    Peter Gomena
     
  24. jp498

    jp498 Member

    Messages:
    1,467
    Joined:
    Oct 5, 2009
    Location:
    Owls Head ME
    Shooter:
    Multi Format
    I'd think if I saw someone setup with an 8x10 on the street, they'd be after some sort of architectural image, and I'd really ignore them as a street photographer, especially in comparison to someone with a big piece of L glass on a canon dslr. Nobody can really tell the exact moment you take a photo with a view camera unless you are showing your hand with the cable release. But you won't be able to get high shutter speeds with a typical 8x10 lens.
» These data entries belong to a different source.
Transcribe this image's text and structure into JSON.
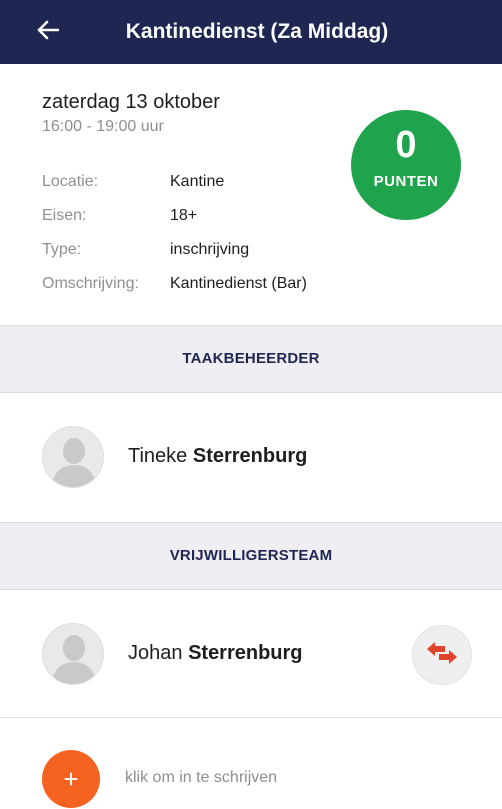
{
  "header": {
    "title": "Kantinedienst (Za Middag)",
    "back_icon": "arrow-left-icon"
  },
  "task": {
    "date": "zaterdag 13 oktober",
    "time": "16:00 - 19:00 uur",
    "details": [
      {
        "label": "Locatie:",
        "value": "Kantine"
      },
      {
        "label": "Eisen:",
        "value": "18+"
      },
      {
        "label": "Type:",
        "value": "inschrijving"
      },
      {
        "label": "Omschrijving:",
        "value": "Kantinedienst (Bar)"
      }
    ],
    "points": {
      "value": "0",
      "label": "PUNTEN",
      "color": "#1fa44d"
    }
  },
  "sections": {
    "manager": {
      "title": "TAAKBEHEERDER",
      "person": {
        "first_name": "Tineke",
        "last_name": "Sterrenburg"
      }
    },
    "team": {
      "title": "VRIJWILLIGERSTEAM",
      "person": {
        "first_name": "Johan",
        "last_name": "Sterrenburg",
        "action_icon": "swap-icon"
      }
    }
  },
  "signup": {
    "icon": "plus-icon",
    "plus_glyph": "+",
    "text": "klik om in te schrijven",
    "color": "#f5621f"
  },
  "colors": {
    "header_bg": "#1f2652",
    "section_text": "#1f2652",
    "swap_arrows": "#e2432d"
  }
}
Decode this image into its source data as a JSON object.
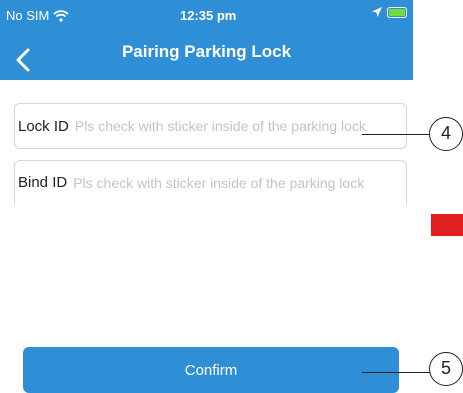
{
  "status_bar": {
    "carrier": "No SIM",
    "time": "12:35 pm",
    "icons": [
      "wifi-icon",
      "location-arrow-icon",
      "battery-charging-icon"
    ]
  },
  "header": {
    "title": "Pairing Parking Lock",
    "back_icon": "chevron-left-icon"
  },
  "form": {
    "lock_id": {
      "label": "Lock ID",
      "placeholder": "Pls check with sticker inside of the parking lock",
      "value": ""
    },
    "bind_id": {
      "label": "Bind ID",
      "placeholder": "Pls check with sticker inside of the parking lock",
      "value": ""
    }
  },
  "confirm_label": "Confirm",
  "callouts": [
    "4",
    "5"
  ],
  "colors": {
    "header_bg": "#2f8fd6",
    "button_bg": "#2f8fd6",
    "red_marker": "#e02020"
  }
}
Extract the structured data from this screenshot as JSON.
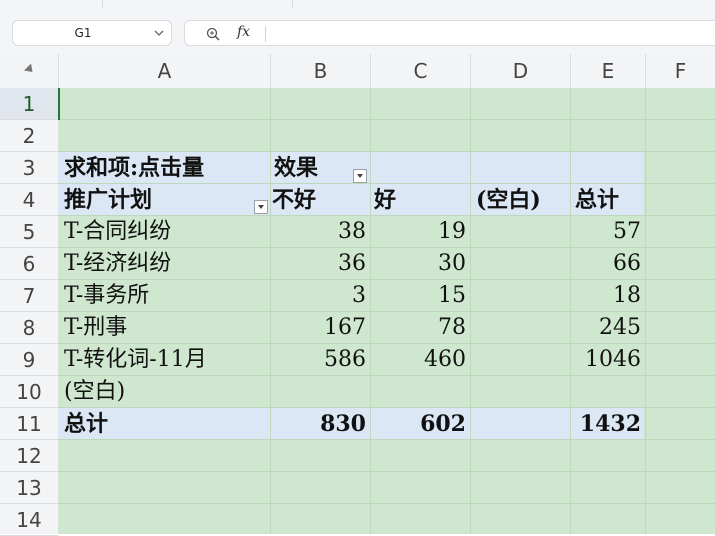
{
  "name_box": {
    "value": "G1"
  },
  "formula_bar": {
    "fx_label": "fx",
    "value": ""
  },
  "columns": [
    "A",
    "B",
    "C",
    "D",
    "E",
    "F"
  ],
  "rows": [
    "1",
    "2",
    "3",
    "4",
    "5",
    "6",
    "7",
    "8",
    "9",
    "10",
    "11",
    "12",
    "13",
    "14"
  ],
  "selected_row": "1",
  "pivot": {
    "sum_label": "求和项:点击量",
    "col_field": "效果",
    "row_field": "推广计划",
    "col_headers": [
      "不好",
      "好",
      "(空白)",
      "总计"
    ],
    "rows": [
      {
        "label": "T-合同纠纷",
        "bad": "38",
        "good": "19",
        "blank": "",
        "total": "57"
      },
      {
        "label": "T-经济纠纷",
        "bad": "36",
        "good": "30",
        "blank": "",
        "total": "66"
      },
      {
        "label": "T-事务所",
        "bad": "3",
        "good": "15",
        "blank": "",
        "total": "18"
      },
      {
        "label": "T-刑事",
        "bad": "167",
        "good": "78",
        "blank": "",
        "total": "245"
      },
      {
        "label": "T-转化词-11月",
        "bad": "586",
        "good": "460",
        "blank": "",
        "total": "1046"
      },
      {
        "label": "(空白)",
        "bad": "",
        "good": "",
        "blank": "",
        "total": ""
      }
    ],
    "grand_total": {
      "label": "总计",
      "bad": "830",
      "good": "602",
      "blank": "",
      "total": "1432"
    }
  },
  "colors": {
    "grid_fill": "#cfe7cf",
    "pivot_band": "#dbe7f4",
    "cursor": "#1f7a3a"
  }
}
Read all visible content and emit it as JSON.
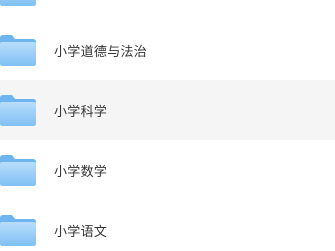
{
  "file_list": {
    "items": [
      {
        "label": "",
        "icon": "folder-icon",
        "partial": true
      },
      {
        "label": "小学道德与法治",
        "icon": "folder-icon"
      },
      {
        "label": "小学科学",
        "icon": "folder-icon",
        "selected": true
      },
      {
        "label": "小学数学",
        "icon": "folder-icon"
      },
      {
        "label": "小学语文",
        "icon": "folder-icon"
      }
    ]
  },
  "colors": {
    "folder_back": "#6eb4f0",
    "folder_front_top": "#b9ddfb",
    "folder_front_bottom": "#7fc0f4",
    "selected_row_bg": "#f5f5f5",
    "label_text": "#333333"
  }
}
    4x5 with tmax400 film will be surprisingly high quality, and people'd probably still mistake you for someone doing architecture or a glass plate fool. (They'd ask if you can still get film for that)
     
  25. jnanian

    jnanian Advertiser Advertiser

    Messages:
    19,980
    Joined:
    Jun 21, 2003
    Location:
    local
    Shooter:
    Multi Format
    with a 8x10 or any view camera set up, people always stop and ask questions
    " wow do they still make film for that, is that a movie camera, is that a hasselblad, are you working for a magazine, or a newspaper, is that a digital movie camera, do you have a permit, do you need a permit, wow, that a big tripod, are you ansel adams, wow, that's old ... " the questions and comments are endless and it can be a pain ..
    with a graflex slr, or press camera, or handheld or ... people tend to leave you alone ...
     
  26. gongman5000

    gongman5000 Member

    Messages:
    19
    Joined:
    Dec 20, 2010
    Shooter:
    Medium Format
    I good technique I've found to minimize the distraction of questions, or even of confrontation sometimes (though some of my best shots have been taken in the moment of confrontation.) Is to wear a set of the big over ear headphones. Sometimes it can be nice to listen to music while shooting and other times I want to be in tune with the sounds of the street, but even then often I'll leave them on and just pretend I can't hear anyone who is bothering me. Most of the time people will just leave you alone because they assume you can't hear them anyways.